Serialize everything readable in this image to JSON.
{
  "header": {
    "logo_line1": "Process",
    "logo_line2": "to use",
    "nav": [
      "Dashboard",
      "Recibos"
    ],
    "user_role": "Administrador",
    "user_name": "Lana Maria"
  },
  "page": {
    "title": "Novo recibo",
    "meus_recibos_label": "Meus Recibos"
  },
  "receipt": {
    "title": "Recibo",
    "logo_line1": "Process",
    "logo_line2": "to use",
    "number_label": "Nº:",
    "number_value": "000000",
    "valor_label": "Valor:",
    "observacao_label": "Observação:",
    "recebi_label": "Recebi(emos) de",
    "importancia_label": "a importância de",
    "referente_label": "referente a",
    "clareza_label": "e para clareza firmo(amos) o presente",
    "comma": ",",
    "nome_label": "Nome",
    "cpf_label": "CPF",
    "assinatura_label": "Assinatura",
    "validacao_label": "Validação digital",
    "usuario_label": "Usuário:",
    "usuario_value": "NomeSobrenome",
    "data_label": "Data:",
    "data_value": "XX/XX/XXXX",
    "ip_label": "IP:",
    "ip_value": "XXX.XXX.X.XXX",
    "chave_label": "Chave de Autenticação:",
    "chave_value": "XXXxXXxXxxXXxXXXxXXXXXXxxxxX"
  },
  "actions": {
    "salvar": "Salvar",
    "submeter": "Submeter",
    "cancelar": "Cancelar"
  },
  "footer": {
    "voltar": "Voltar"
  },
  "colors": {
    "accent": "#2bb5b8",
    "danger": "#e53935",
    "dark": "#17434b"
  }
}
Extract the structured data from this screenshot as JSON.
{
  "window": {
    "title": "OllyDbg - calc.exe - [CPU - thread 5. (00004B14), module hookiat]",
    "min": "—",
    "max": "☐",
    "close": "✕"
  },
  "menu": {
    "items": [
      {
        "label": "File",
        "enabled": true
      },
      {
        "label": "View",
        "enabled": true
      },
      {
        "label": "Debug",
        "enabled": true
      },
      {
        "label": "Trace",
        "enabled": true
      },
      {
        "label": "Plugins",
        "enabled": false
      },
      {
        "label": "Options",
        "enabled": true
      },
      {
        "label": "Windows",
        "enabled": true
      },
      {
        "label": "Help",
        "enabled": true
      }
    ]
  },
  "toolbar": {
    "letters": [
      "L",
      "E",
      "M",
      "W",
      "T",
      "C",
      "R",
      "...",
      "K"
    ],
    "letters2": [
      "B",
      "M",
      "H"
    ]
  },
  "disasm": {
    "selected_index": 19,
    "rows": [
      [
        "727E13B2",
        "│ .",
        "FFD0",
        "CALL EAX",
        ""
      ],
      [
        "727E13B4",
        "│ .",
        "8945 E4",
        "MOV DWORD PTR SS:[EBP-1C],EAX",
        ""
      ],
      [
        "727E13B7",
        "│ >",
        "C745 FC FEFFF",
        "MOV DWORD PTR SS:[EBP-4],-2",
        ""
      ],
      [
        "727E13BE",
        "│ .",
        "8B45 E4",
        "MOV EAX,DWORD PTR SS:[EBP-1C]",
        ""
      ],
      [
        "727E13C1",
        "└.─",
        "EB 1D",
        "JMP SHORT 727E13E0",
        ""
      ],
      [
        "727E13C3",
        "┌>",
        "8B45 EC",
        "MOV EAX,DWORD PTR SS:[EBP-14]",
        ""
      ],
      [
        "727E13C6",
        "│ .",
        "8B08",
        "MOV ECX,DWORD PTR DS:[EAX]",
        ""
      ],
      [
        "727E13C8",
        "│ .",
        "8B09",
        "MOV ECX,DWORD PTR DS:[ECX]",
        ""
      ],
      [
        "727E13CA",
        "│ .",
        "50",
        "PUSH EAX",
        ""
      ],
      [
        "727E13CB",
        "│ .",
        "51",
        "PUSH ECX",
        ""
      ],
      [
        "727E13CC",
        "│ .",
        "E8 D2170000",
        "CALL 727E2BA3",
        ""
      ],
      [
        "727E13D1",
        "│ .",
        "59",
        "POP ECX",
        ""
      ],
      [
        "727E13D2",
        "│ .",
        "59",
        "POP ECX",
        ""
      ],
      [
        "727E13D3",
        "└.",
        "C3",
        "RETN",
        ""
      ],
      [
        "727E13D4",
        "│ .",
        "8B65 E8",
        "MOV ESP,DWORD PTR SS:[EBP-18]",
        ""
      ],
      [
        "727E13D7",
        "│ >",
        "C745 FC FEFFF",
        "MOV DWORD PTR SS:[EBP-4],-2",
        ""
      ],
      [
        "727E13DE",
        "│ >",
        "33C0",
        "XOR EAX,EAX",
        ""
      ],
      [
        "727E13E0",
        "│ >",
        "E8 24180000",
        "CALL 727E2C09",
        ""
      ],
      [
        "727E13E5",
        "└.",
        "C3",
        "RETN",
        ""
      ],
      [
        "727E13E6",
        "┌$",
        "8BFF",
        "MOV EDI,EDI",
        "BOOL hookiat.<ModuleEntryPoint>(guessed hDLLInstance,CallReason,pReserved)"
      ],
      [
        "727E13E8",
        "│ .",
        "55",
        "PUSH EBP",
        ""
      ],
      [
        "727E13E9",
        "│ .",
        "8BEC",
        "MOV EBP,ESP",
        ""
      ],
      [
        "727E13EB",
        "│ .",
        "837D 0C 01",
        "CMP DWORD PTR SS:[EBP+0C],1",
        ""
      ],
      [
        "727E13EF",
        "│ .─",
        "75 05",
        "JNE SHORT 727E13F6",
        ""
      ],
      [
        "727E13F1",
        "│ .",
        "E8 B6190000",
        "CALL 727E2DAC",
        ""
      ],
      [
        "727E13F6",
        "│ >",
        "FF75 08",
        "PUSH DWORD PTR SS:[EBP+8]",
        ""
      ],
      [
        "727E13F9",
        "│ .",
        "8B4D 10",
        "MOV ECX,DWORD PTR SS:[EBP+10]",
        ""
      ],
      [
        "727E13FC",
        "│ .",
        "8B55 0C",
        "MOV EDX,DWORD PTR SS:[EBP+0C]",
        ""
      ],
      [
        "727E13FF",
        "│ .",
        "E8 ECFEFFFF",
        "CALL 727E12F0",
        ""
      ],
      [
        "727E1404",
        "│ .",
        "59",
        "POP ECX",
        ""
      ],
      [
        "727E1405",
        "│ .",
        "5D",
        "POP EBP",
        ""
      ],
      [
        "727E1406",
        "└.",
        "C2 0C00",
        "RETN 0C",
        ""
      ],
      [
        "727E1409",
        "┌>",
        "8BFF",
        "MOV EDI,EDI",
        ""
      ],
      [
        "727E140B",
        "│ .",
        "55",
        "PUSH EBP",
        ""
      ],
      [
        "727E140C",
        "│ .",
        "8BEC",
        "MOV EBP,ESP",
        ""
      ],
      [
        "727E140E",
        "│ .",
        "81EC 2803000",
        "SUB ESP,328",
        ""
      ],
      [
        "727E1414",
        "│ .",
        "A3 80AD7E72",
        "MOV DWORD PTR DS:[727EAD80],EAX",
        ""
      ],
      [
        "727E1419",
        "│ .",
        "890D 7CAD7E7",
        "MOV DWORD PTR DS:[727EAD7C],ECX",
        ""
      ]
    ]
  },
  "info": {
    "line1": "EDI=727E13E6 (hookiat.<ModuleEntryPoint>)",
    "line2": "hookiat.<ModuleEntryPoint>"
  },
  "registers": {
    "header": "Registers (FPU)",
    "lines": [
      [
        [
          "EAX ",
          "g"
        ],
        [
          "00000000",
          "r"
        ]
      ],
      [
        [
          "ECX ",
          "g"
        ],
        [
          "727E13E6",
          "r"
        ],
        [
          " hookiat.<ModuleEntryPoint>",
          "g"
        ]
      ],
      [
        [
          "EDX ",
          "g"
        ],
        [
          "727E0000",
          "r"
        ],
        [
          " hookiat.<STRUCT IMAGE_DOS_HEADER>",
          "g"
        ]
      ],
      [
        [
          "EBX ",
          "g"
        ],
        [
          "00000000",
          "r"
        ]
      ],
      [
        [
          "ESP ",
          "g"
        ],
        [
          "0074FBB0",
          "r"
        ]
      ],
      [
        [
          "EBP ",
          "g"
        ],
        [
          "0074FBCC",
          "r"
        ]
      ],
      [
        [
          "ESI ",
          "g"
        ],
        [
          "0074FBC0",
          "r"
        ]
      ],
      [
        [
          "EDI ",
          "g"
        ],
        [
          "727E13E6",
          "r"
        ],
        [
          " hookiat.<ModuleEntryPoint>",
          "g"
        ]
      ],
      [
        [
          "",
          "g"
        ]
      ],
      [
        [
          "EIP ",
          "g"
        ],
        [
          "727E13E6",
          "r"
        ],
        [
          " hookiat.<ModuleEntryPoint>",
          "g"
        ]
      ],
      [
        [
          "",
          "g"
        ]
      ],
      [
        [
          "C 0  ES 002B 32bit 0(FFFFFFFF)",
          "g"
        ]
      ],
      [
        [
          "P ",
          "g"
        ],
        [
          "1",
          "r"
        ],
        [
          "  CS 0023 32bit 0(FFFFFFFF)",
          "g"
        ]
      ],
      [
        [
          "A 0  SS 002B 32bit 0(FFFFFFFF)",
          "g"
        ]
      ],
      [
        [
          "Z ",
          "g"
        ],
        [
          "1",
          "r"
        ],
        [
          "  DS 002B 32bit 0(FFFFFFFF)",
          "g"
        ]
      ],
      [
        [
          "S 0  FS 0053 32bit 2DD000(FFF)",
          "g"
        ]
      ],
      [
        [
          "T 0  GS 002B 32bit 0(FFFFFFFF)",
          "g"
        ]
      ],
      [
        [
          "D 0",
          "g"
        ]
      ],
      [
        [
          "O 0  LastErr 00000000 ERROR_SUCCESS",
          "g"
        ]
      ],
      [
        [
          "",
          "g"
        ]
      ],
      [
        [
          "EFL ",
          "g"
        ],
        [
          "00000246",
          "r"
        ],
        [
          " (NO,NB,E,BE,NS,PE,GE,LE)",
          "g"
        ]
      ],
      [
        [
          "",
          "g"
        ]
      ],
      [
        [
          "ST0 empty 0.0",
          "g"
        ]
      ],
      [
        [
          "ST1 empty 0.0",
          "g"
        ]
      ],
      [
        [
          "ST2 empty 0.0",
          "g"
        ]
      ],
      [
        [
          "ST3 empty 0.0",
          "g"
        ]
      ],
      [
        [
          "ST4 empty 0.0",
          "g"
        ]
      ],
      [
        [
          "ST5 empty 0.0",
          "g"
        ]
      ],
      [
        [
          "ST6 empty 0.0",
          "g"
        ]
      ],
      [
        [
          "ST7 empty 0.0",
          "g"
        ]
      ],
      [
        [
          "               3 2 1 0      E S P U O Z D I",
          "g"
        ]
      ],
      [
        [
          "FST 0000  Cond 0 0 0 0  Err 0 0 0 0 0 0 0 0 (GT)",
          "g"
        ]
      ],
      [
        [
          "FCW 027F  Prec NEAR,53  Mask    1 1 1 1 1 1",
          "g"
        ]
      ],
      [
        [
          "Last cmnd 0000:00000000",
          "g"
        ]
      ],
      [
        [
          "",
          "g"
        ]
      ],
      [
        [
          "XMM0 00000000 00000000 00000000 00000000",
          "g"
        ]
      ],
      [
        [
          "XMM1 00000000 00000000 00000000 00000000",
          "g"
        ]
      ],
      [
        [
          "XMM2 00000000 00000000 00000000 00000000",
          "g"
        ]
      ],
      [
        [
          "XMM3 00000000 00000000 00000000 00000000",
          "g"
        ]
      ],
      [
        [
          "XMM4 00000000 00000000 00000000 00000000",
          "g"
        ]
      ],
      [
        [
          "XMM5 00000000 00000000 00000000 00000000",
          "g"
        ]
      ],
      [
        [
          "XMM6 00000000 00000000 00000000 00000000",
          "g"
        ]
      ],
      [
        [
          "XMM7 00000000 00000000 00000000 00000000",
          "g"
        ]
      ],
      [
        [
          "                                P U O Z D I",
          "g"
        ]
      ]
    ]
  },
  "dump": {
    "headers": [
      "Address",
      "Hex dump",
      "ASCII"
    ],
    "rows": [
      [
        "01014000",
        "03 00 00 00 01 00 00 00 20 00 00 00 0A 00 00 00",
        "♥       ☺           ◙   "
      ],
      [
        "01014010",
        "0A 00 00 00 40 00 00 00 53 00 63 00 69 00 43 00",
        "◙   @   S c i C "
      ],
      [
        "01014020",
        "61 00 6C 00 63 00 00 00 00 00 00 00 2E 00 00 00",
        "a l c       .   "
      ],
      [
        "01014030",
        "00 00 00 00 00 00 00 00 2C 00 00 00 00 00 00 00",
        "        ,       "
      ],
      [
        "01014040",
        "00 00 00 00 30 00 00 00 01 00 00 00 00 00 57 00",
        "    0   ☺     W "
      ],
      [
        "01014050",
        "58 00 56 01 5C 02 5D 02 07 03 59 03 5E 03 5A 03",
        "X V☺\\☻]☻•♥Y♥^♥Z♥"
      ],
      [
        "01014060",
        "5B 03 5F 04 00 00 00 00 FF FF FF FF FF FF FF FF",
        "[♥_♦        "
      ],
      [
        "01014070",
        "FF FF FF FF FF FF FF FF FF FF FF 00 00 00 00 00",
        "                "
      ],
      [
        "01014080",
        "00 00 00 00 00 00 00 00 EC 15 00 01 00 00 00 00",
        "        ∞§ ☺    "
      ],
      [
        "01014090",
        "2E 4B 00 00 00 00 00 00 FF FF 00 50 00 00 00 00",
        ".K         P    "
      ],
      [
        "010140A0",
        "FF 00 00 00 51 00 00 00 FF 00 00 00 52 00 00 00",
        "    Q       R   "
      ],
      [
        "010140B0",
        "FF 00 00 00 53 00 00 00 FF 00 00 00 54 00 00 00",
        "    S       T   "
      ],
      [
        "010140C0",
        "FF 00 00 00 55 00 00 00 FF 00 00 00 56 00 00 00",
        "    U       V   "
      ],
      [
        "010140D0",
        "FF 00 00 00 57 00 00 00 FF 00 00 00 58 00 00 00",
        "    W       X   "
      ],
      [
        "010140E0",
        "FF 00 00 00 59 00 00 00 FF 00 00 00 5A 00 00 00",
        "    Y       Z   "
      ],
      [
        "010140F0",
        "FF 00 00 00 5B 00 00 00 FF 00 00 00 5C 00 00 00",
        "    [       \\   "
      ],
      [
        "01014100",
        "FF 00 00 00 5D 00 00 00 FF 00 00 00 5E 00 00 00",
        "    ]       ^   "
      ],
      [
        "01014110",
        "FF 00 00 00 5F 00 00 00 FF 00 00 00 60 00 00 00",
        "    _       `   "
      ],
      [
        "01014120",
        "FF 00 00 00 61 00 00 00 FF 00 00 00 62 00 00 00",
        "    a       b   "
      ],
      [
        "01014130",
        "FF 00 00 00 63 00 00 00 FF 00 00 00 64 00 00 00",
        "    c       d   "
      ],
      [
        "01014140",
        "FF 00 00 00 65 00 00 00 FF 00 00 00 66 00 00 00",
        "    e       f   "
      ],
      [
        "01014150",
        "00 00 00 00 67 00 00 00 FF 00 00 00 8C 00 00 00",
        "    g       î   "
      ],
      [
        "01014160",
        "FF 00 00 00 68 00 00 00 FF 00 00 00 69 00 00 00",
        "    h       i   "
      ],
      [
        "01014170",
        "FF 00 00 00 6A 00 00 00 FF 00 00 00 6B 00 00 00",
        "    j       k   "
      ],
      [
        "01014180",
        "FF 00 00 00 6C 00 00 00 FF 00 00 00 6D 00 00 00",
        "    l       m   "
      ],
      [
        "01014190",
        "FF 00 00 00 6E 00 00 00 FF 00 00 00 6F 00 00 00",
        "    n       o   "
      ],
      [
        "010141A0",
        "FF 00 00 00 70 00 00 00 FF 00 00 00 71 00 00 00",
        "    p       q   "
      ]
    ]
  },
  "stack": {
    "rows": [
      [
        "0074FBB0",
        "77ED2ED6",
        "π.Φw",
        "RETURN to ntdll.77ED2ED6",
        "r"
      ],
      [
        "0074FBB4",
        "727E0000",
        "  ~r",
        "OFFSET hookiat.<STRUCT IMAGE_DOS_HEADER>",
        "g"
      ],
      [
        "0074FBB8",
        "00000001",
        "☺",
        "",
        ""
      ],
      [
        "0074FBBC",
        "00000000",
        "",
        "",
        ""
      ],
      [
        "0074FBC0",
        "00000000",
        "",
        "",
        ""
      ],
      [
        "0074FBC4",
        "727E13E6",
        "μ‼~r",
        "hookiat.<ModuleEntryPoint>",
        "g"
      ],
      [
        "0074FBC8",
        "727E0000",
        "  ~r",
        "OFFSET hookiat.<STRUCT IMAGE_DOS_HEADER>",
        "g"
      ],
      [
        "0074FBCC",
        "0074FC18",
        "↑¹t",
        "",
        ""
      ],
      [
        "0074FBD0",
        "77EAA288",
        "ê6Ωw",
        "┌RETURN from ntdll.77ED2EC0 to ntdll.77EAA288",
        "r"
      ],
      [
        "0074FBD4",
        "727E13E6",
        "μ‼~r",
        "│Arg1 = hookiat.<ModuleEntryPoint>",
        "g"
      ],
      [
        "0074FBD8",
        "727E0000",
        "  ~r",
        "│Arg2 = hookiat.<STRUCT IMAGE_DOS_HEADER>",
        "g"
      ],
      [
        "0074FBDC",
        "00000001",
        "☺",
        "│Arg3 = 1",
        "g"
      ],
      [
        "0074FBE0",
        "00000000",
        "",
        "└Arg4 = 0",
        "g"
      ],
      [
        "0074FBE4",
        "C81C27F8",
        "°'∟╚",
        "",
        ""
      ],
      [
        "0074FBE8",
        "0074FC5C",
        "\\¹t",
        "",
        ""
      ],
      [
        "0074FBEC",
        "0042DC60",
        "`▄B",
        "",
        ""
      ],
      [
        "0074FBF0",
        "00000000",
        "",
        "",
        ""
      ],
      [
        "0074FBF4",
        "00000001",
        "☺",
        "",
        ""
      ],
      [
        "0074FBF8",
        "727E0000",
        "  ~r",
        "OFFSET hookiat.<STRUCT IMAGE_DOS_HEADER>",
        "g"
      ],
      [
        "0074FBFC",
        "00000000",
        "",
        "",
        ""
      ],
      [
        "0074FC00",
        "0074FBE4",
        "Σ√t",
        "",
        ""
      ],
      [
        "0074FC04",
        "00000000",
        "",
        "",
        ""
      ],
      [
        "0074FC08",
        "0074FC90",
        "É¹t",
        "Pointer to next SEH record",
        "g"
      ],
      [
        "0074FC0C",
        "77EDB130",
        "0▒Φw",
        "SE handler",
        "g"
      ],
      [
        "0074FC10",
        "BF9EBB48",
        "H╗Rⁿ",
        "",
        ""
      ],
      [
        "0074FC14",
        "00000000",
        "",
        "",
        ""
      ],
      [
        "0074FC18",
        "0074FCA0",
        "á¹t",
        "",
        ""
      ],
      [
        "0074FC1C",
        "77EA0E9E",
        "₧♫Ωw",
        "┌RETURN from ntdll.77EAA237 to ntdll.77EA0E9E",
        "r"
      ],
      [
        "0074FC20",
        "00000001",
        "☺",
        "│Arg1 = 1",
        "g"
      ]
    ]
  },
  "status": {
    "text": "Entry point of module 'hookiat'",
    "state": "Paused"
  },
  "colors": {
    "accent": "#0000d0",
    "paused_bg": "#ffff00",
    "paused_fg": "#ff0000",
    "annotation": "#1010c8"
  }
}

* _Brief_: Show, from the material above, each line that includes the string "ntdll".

* _Exercise answer_:
        "RETURN to ntdll.77ED2ED6",
        "┌RETURN from ntdll.77ED2EC0 to ntdll.77EAA288",
        "┌RETURN from ntdll.77EAA237 to ntdll.77EA0E9E",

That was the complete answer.